A former colleague recently shared a few lines from her favourite poem. It’s by a 19-century Australian (and sometime champion horse jockey) by the name of Adam Lindsay Gordon. The lines are from long ballad he wrote called “Ye Warie Wayfarer,” and they go like this:
Life is mostly froth and bubble,
Two things stand like stone,
Kindness in another’s trouble,
Courage in your own.
I asked my friend why she finds these lines meaningful. “The poem just immediately resonated with me, and the older I get, the more it does,” she says. “It’s just beautiful in its simplicity, and I think it is a lesson we would all do well to learn.” She told me she first heard these lines from the lips of Diana, Princess of Wales, who was certainly no slouch when it came to acts of charity.
In fact, it reminds me of a speech Diana made in 1993 on the value of community supports. According to reports, she concluded her presentation with these rousing words: “Perhaps we’re too embarrassed to change, too frightened of the consequences of showing that we care. But why not risk it anyway?” She added, “Begin today! Carry out a random act of seemingly senseless kindness – with no expectation of reward or punishment. Safe in the knowledge that one day, someone, somewhere, might do the same for you.”
Lovely, lovely. Since Diana of Wales and Adam of Down Under lived in separate centuries – and the time machine, to the best of my knowledge, wasn’t yet invented – I can say with some degree of confidence that Diana and Adam never met. But they had something tragic in common: Both died before reaching their 40s. They also shared something magical. Both left lasting legacies by inspiring kindness and fortitude in those of us who continue to read their words.
Postscript: This week I was invited to be a guest blogger on fellow writer Lisa Tabachnick Hotta’s Kids and Mental Health blog.
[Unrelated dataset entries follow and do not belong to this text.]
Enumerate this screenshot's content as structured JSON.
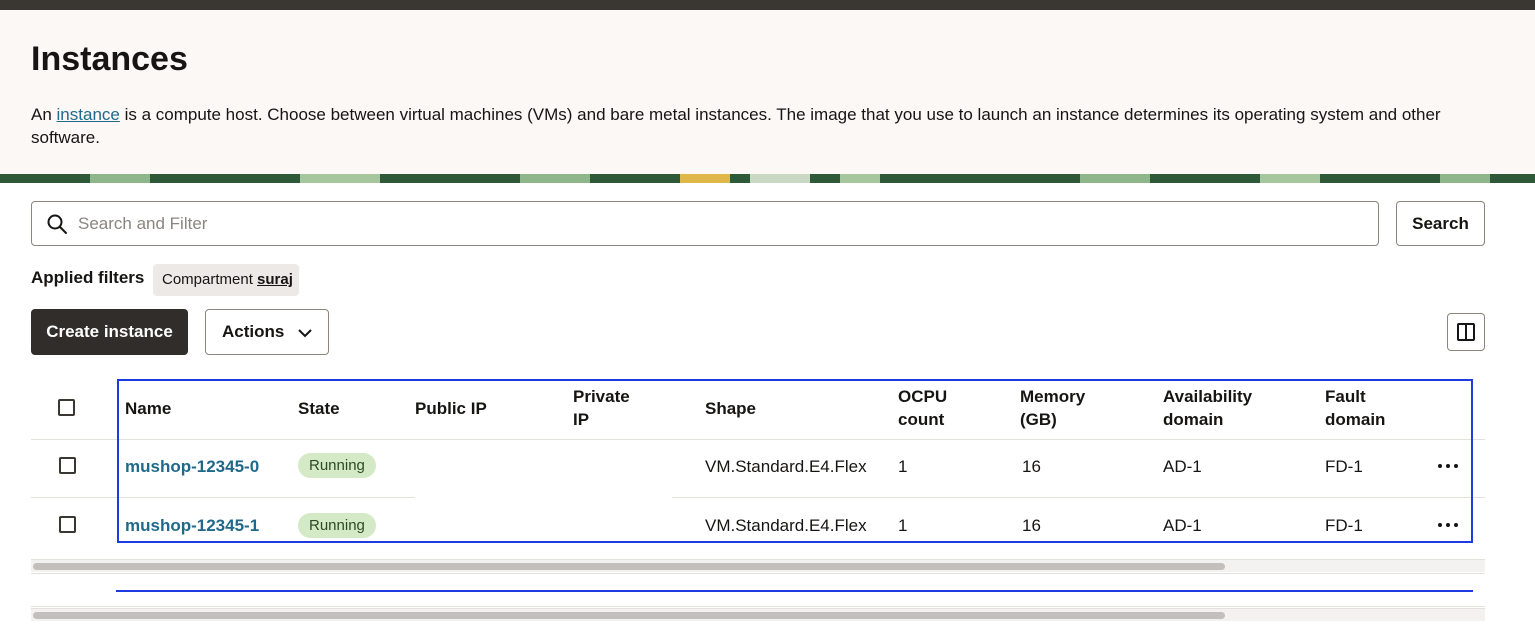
{
  "page": {
    "title": "Instances",
    "description_before_link": "An ",
    "description_link": "instance",
    "description_after_link": " is a compute host. Choose between virtual machines (VMs) and bare metal instances. The image that you use to launch an instance determines its operating system and other software."
  },
  "search": {
    "placeholder": "Search and Filter",
    "value": "",
    "button_label": "Search",
    "icon": "search-icon"
  },
  "filters": {
    "label": "Applied filters",
    "chip_key": "Compartment",
    "chip_value": "suraj"
  },
  "toolbar": {
    "create_label": "Create instance",
    "actions_label": "Actions",
    "actions_icon": "chevron-down-icon",
    "columns_icon": "column-settings-icon"
  },
  "table": {
    "headers": {
      "name": "Name",
      "state": "State",
      "public_ip": "Public IP",
      "private_ip_1": "Private",
      "private_ip_2": "IP",
      "shape": "Shape",
      "ocpu_1": "OCPU",
      "ocpu_2": "count",
      "memory_1": "Memory",
      "memory_2": "(GB)",
      "ad_1": "Availability",
      "ad_2": "domain",
      "fd_1": "Fault",
      "fd_2": "domain"
    },
    "rows": [
      {
        "name": "mushop-12345-0",
        "state": "Running",
        "public_ip": "",
        "private_ip": "",
        "shape": "VM.Standard.E4.Flex",
        "ocpu": "1",
        "memory": "16",
        "ad": "AD-1",
        "fd": "FD-1"
      },
      {
        "name": "mushop-12345-1",
        "state": "Running",
        "public_ip": "",
        "private_ip": "",
        "shape": "VM.Standard.E4.Flex",
        "ocpu": "1",
        "memory": "16",
        "ad": "AD-1",
        "fd": "FD-1"
      }
    ]
  },
  "colors": {
    "accent_link": "#1f6a8a",
    "selection_outline": "#1f3ae0",
    "running_badge_bg": "#d4eac7",
    "primary_button_bg": "#312d2a"
  }
}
Of course, I wrote about good deeds. Think there’s a connection? Naturally! Check it out here.